3. Construction, additions
Construction of this kit is not difficult,
mainly because of the limited number of parts, but it might have helped
if Modell Trans had given us just a tad more than a four view drawing.
Nothing in the way of a construction assembly or paint schemes are
given, nor are decals.
In my example the rear radiator was
slightly damaged, but the broken part was still there and was easily
glued back in place. One of the corners of the gun mantlet was broken
off too, but as I did not find that fragment, I repaired it with a
small piece of styrene (see pictures above).
The running gear is a single piece, except for the outer roadwheels
and outer halves of the idler and drive sprocket (the parts not primed
grey in the pictures above). Quite a bit of flash was present, especially
on the idler and drive sprocket; cleaning all this up took about half
of the assembly time.
During construction, I added the following
- Tow coupling (from scratch);
- Starter crank cover on the rear
hull plate (from scratch);
- Jerrycans on the turret (from the
spare's bin with tin foil supports);
- Width indicators (scratch);
- Grab handle for the rear turret
hatch and above it (copper wire);
- Antenna mount to the side of the
- Notek (from BP resin, I believe);
- S-hooks (from MR Models);
- Hinges and rotating handle to the
I modified the following:
- periscope holes for the driver;
I filled them out and drilled new ones as the ones in the kit are
not perfectly aligned
I removed the following:
- Orterkompas on the turret roof,
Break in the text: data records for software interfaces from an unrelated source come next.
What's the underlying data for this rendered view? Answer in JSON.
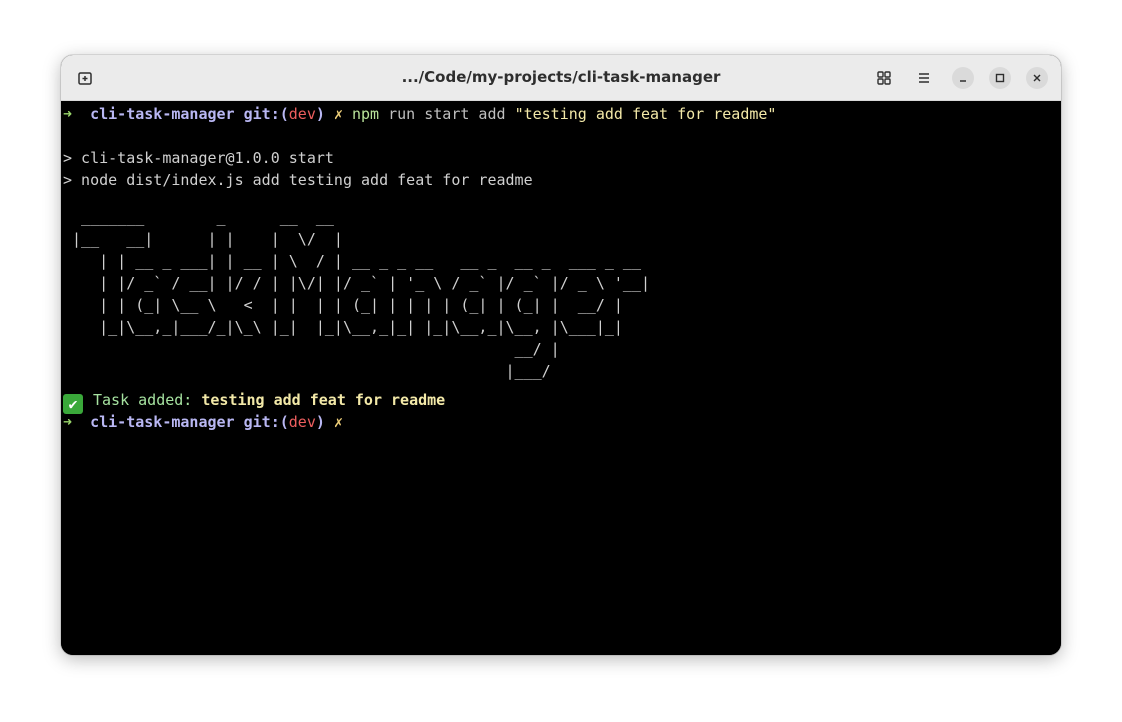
{
  "window": {
    "title": ".../Code/my-projects/cli-task-manager"
  },
  "icons": {
    "new_tab": "new-tab-icon",
    "grid": "grid-icon",
    "menu": "hamburger-menu-icon",
    "minimize": "minimize-icon",
    "maximize": "maximize-icon",
    "close": "close-icon"
  },
  "terminal": {
    "prompt1": {
      "arrow": "➜",
      "dir": "cli-task-manager",
      "git_prefix": "git:(",
      "branch": "dev",
      "git_suffix": ")",
      "dirty": "✗",
      "cmd": "npm",
      "args": "run start add",
      "quoted": "\"testing add feat for readme\""
    },
    "out1": "> cli-task-manager@1.0.0 start",
    "out2": "> node dist/index.js add testing add feat for readme",
    "ascii_art": "  _______        _      __  __                                   \n |__   __|      | |    |  \\/  |                                  \n    | | __ _ ___| | __ | \\  / | __ _ _ __   __ _  __ _  ___ _ __ \n    | |/ _` / __| |/ / | |\\/| |/ _` | '_ \\ / _` |/ _` |/ _ \\ '__|\n    | | (_| \\__ \\   <  | |  | | (_| | | | | (_| | (_| |  __/ |   \n    |_|\\__,_|___/_|\\_\\ |_|  |_|\\__,_|_| |_|\\__,_|\\__, |\\___|_|   \n                                                  __/ |          \n                                                 |___/           ",
    "task": {
      "check": "✔",
      "label": "Task added:",
      "value": "testing add feat for readme"
    },
    "prompt2": {
      "arrow": "➜",
      "dir": "cli-task-manager",
      "git_prefix": "git:(",
      "branch": "dev",
      "git_suffix": ")",
      "dirty": "✗"
    }
  }
}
to make the turret roof consistent with other features of the kit
I replaced the following:
- MG. Not that the kit part is bad,
but it's too long and of the non armored variety. I used one of
the sublime Aber barrels.
I goofed up the following.
- I installed the turret hatch inside
out, and only discovered this after I had added all the extra detail
and painted the kit. Fixing it took me quite some time. This is
one example of where a decent manual would come in handy.
Above: turret hatch installed inside out
4. Painting and markings
Painting was done using Humbrol and
Revell enamels over an automotive primer. Very few markings were added.
The Balkenkreuze are Archer's.
No unit insignia were applied.
A figure was added from the spare's box, as the simple cylindrical
recess in the turret for the commander really needs to be filled in
with a figure if you leave the hatch open.
A fine kit as resin kits go, marred
by non accurate tracks and a suspension that makes the vehicle sit
too low. Nevertheless it is the best kit of this vehicle in 1/72 I
have seen so far.
The base is an HQ72 item, slightly modified with extra obstacles made from an old Esci set.
 Achtung Panzer No7, Pz.Kpfw.I /
Pz.Kpfw.II series and variants, M. Bitoh, Dai Nippon Kaiga, 2002
 Panzer Tracts No 2-2, Panzerkampfwagen II Ausf. G,H,J,L and M,
T.L. Jentz & H.L. Doyle, Panzer Tracts 2007